Birds of the Day: Ground Woodpecker, Southern Bald Ibis
Daily Total: 77
New birds: 10
Trip Total: 246

Day 8: Saturday 10th March 2007 ~ Wakkerstroom to Johannesburg

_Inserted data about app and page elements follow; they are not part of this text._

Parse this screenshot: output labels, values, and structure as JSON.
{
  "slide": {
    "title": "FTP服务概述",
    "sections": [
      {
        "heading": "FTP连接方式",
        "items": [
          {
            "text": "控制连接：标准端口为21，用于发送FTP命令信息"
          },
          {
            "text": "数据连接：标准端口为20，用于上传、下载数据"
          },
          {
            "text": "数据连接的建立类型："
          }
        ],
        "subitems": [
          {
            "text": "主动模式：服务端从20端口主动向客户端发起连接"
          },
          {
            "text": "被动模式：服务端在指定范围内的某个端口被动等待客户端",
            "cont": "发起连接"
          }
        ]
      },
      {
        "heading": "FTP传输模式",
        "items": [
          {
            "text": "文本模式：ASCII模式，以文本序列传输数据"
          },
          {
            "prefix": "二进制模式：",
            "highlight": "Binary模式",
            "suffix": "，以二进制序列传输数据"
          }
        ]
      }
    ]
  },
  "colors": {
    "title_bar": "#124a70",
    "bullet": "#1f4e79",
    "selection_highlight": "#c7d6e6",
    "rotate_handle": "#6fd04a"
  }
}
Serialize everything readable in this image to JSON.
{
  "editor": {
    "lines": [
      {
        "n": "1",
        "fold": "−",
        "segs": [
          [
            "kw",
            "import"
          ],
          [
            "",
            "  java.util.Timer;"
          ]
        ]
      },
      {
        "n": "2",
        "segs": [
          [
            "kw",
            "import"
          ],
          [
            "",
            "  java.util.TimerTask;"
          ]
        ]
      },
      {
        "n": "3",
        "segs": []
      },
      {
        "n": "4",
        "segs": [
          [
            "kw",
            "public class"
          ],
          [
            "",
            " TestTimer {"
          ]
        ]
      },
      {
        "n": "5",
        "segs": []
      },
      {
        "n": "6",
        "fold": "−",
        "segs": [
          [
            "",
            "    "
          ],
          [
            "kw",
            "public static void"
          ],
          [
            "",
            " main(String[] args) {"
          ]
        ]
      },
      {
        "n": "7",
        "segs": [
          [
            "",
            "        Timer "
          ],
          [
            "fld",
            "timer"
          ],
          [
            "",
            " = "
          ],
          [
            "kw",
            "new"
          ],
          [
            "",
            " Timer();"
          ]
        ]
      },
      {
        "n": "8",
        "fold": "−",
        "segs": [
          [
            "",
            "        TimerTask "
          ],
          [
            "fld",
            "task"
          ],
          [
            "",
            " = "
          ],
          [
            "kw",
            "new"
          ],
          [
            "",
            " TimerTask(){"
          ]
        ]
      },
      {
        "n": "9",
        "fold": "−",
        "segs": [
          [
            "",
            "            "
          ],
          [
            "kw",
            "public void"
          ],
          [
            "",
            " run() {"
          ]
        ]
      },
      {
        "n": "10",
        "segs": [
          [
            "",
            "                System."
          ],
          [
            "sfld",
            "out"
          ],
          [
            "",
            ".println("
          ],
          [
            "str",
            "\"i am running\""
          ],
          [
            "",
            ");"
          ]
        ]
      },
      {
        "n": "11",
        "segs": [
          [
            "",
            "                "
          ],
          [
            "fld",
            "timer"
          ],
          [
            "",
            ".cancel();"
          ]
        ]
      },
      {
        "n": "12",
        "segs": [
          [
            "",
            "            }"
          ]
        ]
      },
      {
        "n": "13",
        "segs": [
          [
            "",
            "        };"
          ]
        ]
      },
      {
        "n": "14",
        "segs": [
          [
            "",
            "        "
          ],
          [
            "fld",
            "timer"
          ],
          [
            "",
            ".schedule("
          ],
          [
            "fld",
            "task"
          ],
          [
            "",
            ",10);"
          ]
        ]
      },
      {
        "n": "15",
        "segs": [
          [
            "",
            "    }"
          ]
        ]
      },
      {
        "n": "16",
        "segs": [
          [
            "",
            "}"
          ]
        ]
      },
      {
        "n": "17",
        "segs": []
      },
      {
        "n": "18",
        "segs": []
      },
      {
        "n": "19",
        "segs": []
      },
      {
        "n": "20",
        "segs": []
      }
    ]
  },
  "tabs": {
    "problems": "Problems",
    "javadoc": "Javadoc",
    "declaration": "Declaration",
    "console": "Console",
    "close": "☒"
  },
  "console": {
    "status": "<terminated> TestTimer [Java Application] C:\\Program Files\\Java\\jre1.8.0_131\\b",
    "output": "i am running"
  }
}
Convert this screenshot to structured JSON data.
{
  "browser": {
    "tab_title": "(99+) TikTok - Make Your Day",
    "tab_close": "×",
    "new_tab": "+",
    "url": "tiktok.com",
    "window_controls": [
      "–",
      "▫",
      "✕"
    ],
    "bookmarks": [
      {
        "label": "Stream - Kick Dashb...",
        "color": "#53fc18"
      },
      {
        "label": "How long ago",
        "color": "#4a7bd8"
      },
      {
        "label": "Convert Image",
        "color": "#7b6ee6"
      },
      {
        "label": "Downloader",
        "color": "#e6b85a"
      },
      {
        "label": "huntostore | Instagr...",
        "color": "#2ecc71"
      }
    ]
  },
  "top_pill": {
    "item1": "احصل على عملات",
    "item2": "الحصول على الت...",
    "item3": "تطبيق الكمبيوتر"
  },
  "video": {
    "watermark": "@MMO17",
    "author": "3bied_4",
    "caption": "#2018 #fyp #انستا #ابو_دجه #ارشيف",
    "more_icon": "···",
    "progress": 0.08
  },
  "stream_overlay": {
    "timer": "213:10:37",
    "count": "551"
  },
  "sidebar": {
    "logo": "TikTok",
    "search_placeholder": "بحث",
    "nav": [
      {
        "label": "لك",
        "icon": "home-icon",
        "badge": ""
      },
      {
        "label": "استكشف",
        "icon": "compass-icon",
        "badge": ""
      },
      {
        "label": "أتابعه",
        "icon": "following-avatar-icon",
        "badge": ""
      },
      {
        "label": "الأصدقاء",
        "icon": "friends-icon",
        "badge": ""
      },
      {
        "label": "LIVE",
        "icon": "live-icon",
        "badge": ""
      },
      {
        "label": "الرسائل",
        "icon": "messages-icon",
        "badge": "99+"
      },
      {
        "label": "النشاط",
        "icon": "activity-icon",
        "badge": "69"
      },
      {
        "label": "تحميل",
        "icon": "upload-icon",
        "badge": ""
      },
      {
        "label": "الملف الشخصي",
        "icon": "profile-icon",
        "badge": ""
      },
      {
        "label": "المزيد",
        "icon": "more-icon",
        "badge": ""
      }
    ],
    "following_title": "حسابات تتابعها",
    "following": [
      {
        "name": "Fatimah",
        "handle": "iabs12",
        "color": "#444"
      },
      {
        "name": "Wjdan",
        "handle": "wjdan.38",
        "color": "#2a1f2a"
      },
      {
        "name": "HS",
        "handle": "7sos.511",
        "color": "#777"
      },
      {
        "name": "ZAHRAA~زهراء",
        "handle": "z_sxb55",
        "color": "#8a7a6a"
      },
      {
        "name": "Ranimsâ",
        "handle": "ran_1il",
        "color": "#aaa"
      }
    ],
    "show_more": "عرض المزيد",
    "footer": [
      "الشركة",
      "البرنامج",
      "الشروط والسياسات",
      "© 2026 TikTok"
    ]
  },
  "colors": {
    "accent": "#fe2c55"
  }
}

For the final morning Eva and I went out on a drive while Larry and Nicky decided to have a sleep in. Eva and I had some good birding on a beautiful sunny morning, recording Marsh Owl, Jackal Buzzard, Steppe Buzzard, African Quail Finch (our first views of them on the ground), Blue Crane, Denham’s Bustard and the usual plethora of widowbirds, whydahs and longclaws. Back at the lodge we had a last breakfast before heading on to Johannesburg and the end of the trip. We did have a few hours left over for the Suikerbosrand Nature Reserve not far from Johannesburg. The more arid grasslands and thornveld produced a few new species, despite the heat of the day. These included Kalahari Scrub-Robin, Familiar Chat, Red-billed Firefinch, Fiscal Flycatcher, Black-chested Prinia, Rufous-naped Lark, Black-throated Canary, Red-collared Widowbird, Streaky-headed Seed-Eater, White-browed Sparrow-Weaver and Cape Grassbird, and new mammals such as Eland, Springbuck and Black Wildebeest. These were the final birds and animals for the trip and an hour and a half later we had said our goodbye’s at the official ending of the tour.

Birds of the Day: Marsh Owl.
Daily Total: 90
New birds: 14
Trip Total: 260

Species Lists

For a check-list of species see: Lawson's Birding and Wildlife Tours, Trip Reports.